Patterns, art, and circuitry. I took a series of photographs of lit circuit boards when I was living in #Bristol. Computers have their own neurons and digital photography means playing with them. When you push the limits of what a sensor and its attendant circuitry is meant to do, sometimes you find yourself in the realms of what they never knew they could do. The subject is a motherboard from a defunct server on which a family business was built. It’s a mirror for the binary imagination of the early digital camera recording the image
The visual cue for the veiled woman comes from the beautiful artwork to Joy Division's album ‘Closer’. The artist, Peter Savile, used a black and white photograph from a cemetery in Genoa, in which a vignette of statues of mourning figures grieve over the dead. Apparently, Tony Wilson almost pulled the artwork because of the tragic suicide of Ian Curtis just before the record released. I'm glad they didn't.

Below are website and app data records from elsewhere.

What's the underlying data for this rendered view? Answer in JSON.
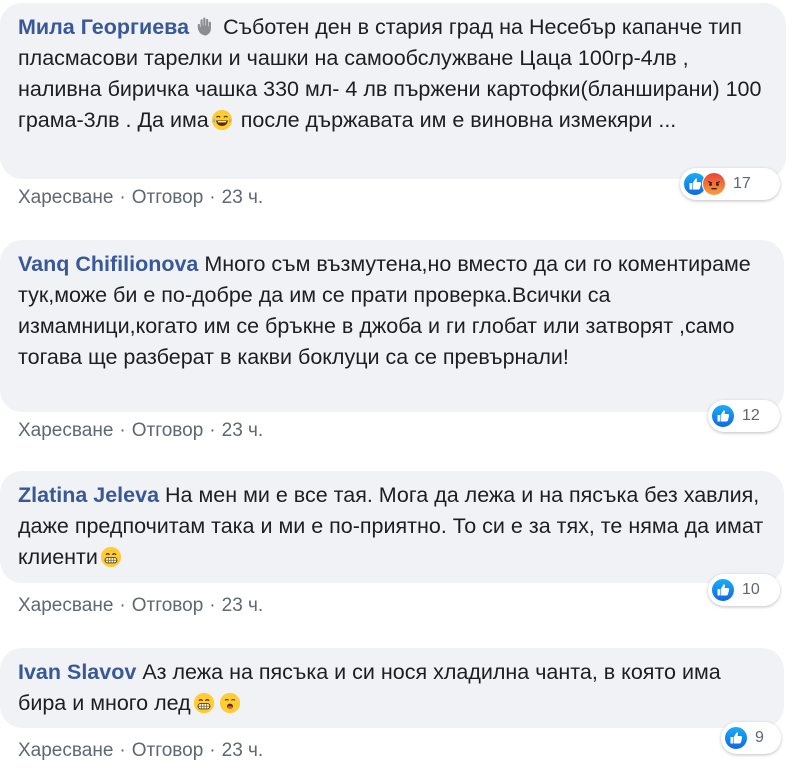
{
  "comments": [
    {
      "author": "Мила Георгиева",
      "text_line1": "Съботен ден в стария град на Несебър",
      "text_rest1": "капанче тип пласмасови тарелки и чашки на самообслужване Цаца 100гр-4лв , наливна биричка чашка 330 мл- 4 лв пържени картофки(бланширани) 100 грама-3лв . Да има",
      "text_rest2": "после държавата им е виновна измекяри ...",
      "like_label": "Харесване",
      "reply_label": "Отговор",
      "time": "23 ч.",
      "reaction_count": "17",
      "reactions": [
        "like",
        "angry"
      ]
    },
    {
      "author": "Vanq Chifilionova",
      "text": "Много съм възмутена,но вместо да си го коментираме тук,може би е по-добре да им се прати проверка.Всички са измамници,когато им се бръкне в джоба и ги глобат или затворят ,само тогава ще разберат в какви боклуци са се превърнали!",
      "like_label": "Харесване",
      "reply_label": "Отговор",
      "time": "23 ч.",
      "reaction_count": "12",
      "reactions": [
        "like"
      ]
    },
    {
      "author": "Zlatina Jeleva",
      "text": "На мен ми е все тая. Мога да лежа и на пясъка без хавлия, даже предпочитам така и ми е по-приятно. То си е за тях, те няма да имат клиенти",
      "like_label": "Харесване",
      "reply_label": "Отговор",
      "time": "23 ч.",
      "reaction_count": "10",
      "reactions": [
        "like"
      ]
    },
    {
      "author": "Ivan Slavov",
      "text": "Аз лежа на пясъка и си нося хладилна чанта, в която има бира и много лед",
      "like_label": "Харесване",
      "reply_label": "Отговор",
      "time": "23 ч.",
      "reaction_count": "9",
      "reactions": [
        "like"
      ]
    }
  ],
  "colors": {
    "bubble_bg": "#f0f2f5",
    "author": "#385898",
    "meta": "#606770",
    "like_blue": "#1877f2",
    "angry_orange": "#f0562b"
  }
}
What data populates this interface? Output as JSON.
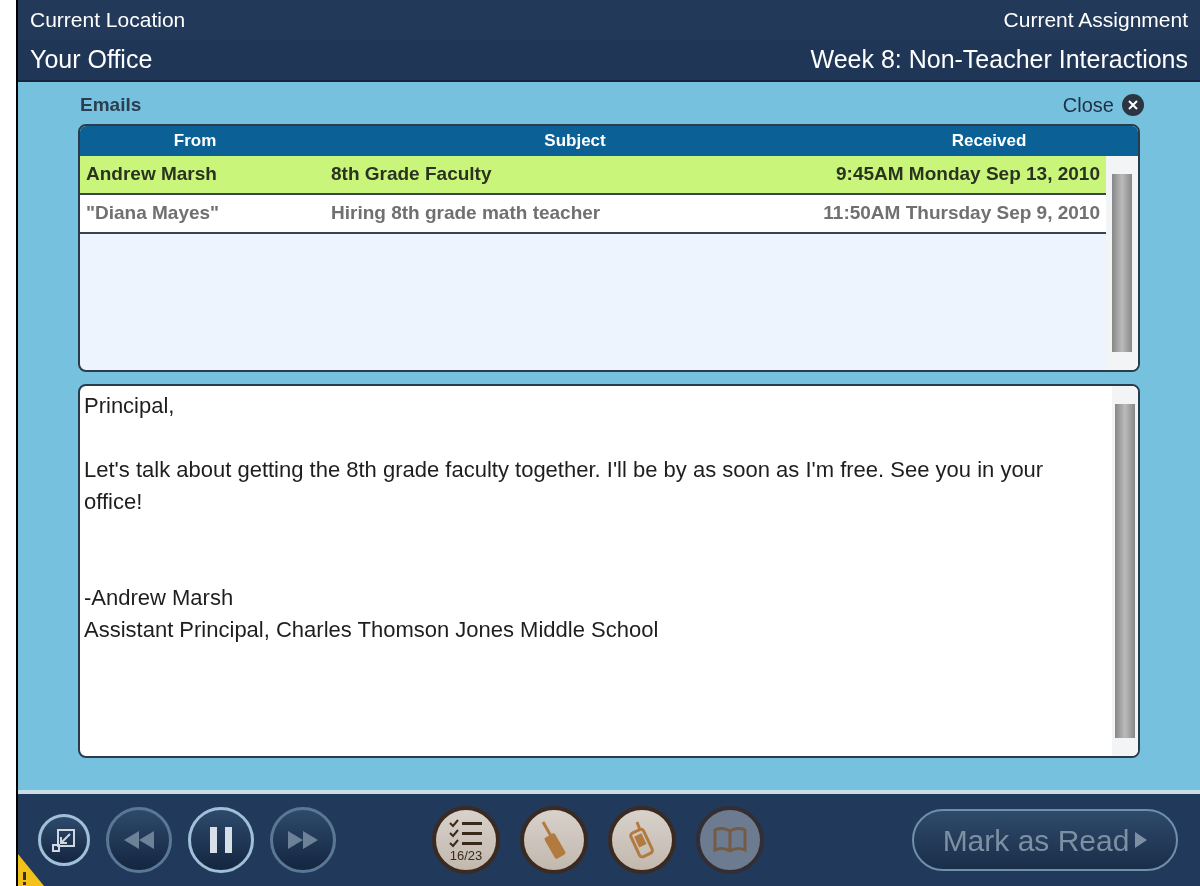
{
  "header": {
    "location_label": "Current Location",
    "location": "Your Office",
    "assignment_label": "Current Assignment",
    "assignment": "Week 8: Non-Teacher Interactions"
  },
  "panel": {
    "title": "Emails",
    "close": "Close"
  },
  "table": {
    "columns": [
      "From",
      "Subject",
      "Received"
    ],
    "rows": [
      {
        "from": "Andrew Marsh",
        "subject": "8th Grade Faculty",
        "received": "9:45AM Monday Sep 13, 2010",
        "selected": true
      },
      {
        "from": "\"Diana Mayes\"",
        "subject": "Hiring 8th grade math teacher",
        "received": "11:50AM Thursday Sep 9, 2010",
        "selected": false
      }
    ]
  },
  "message": {
    "greeting": "Principal,",
    "body": "Let's talk about getting the 8th grade faculty together. I'll be by as soon as I'm free. See you in your office!",
    "signature": "-Andrew Marsh\nAssistant Principal, Charles Thomson Jones Middle School"
  },
  "toolbar": {
    "media": [
      {
        "kind": "resize",
        "disabled": false
      },
      {
        "kind": "rewind",
        "disabled": true
      },
      {
        "kind": "pause",
        "disabled": false
      },
      {
        "kind": "forward",
        "disabled": true
      }
    ],
    "tools": [
      {
        "kind": "checklist",
        "count": "16/23",
        "disabled": false
      },
      {
        "kind": "radio",
        "disabled": false
      },
      {
        "kind": "phone",
        "disabled": false
      },
      {
        "kind": "book",
        "disabled": true
      }
    ],
    "mark_read": {
      "label": "Mark as Read",
      "disabled": true
    }
  }
}
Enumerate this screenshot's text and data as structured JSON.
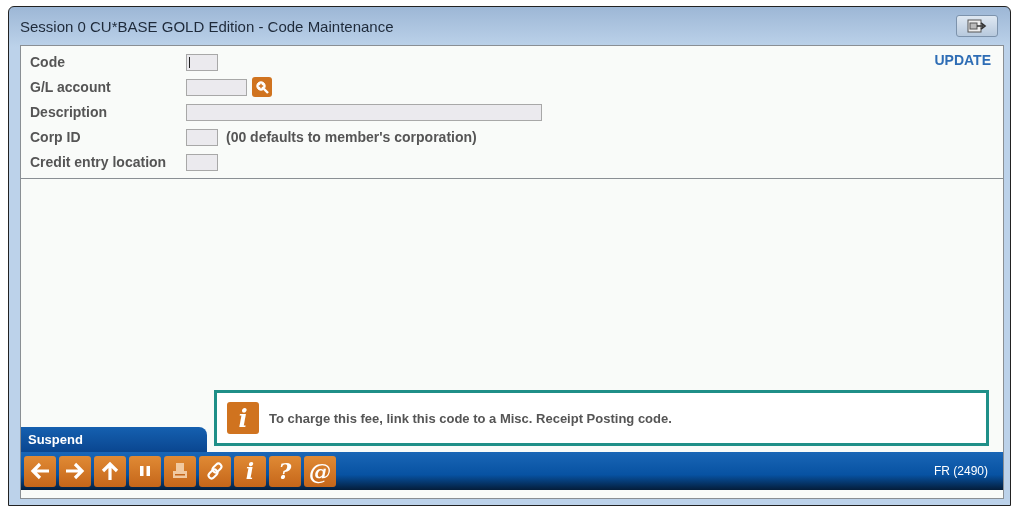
{
  "window": {
    "title": "Session 0 CU*BASE GOLD Edition - Code Maintenance"
  },
  "mode": "UPDATE",
  "fields": [
    {
      "label": "Code",
      "kind": "short",
      "focused": true,
      "lookup": false
    },
    {
      "label": "G/L account",
      "kind": "medium",
      "focused": false,
      "lookup": true
    },
    {
      "label": "Description",
      "kind": "long",
      "focused": false,
      "lookup": false
    },
    {
      "label": "Corp ID",
      "kind": "short",
      "focused": false,
      "lookup": false,
      "note": "(00 defaults to member's corporation)"
    },
    {
      "label": "Credit entry location",
      "kind": "short",
      "focused": false,
      "lookup": false
    }
  ],
  "info_message": {
    "icon": "i",
    "text": "To charge this fee, link this code to a Misc. Receipt Posting code."
  },
  "suspend_tab": "Suspend",
  "toolbar": [
    {
      "kind": "back"
    },
    {
      "kind": "forward"
    },
    {
      "kind": "up"
    },
    {
      "kind": "pause"
    },
    {
      "kind": "print"
    },
    {
      "kind": "link"
    },
    {
      "kind": "glyph",
      "label": "i"
    },
    {
      "kind": "glyph",
      "label": "?"
    },
    {
      "kind": "glyph",
      "label": "@"
    }
  ],
  "screen_id": "FR (2490)"
}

The music we used to inspire these photographs was a very specific recording of ‘The Eternal’ - a live bootleg from The Warehouse in Preston. The song creeps over you slowly building a ghostly atmosphere, flushed with emotional insight. As it happened, the band were having enormous technical problems at the show with mics and the PA. Perhaps Ian Curtis’s entry into the song was delayed for these reasons. But the result is a song which builds a powerful darkness with slow chanting synths until after a few minutes Curtis’s voice pierces the darkness like a shaft of light. The effect is incredible. One of my favourite recordings of all time.
The image is another of my pieces referencing renaissance imagery of the Madonna, the symbol and embodiment of emotional connection. The veil is a powerful device, hiding the figure just beyond the reach of our eyes, as so much emotional truth around us is to be found.
Identity politics marks a shift from being mindful of ones own prejudices to policing others’ thoughts.
XXXTentacion has been blacklisted from publicly funded Radio 1. The Guardian seeks to justify this censure by claiming the artist’s rise to fame was built on his terrible personal misdemeanours. This view is clearly wrong- firstly there are many violent, lost individuals in the world, that certainly does not guarantee them success in the arts; secondly, his music is clearly far more nuanced and reflective of his troubled feelings towards existence, hardly promoting his actions uncritically. In fact to the contrary, it’s precisely his strikingly effusive self-doubt and anger that makes his music such a relief from modern pressure, makes his sorrowful position so relatable. The BBC has made a grave error, in this specific and in the general case.
Art must be protected, which is not to say artists should be safe from criticism, precisely the opposite. If you look at the work of anyone born before the 20th century, you’ll find the creator was almost certainly in possession of beliefs and views which would have them blocked from Twitter.
Do we stop listening to The Smiths because Morrissey is incorrect about the relationship between ISIS and Halal? Of course not, if the songs’ component words and music help make sense of your inscrutably incomprehensible life, or help you through a tough time like no other friend could, there’s the value. It’s why we have art. It’s why we started blowing coloured dust onto cave walls.
It doesn’t mean we accept all the politics and prejudices, the inevitable human failings of the artist into our ‘identity’, any more than loving the work of Ian Curtis and Joy Division makes me a Manchester City supporter.
The human experience is too complex, dark, and rich to be limited by political correctness. Art is the antithesis of, if not the antidote to, political correctness.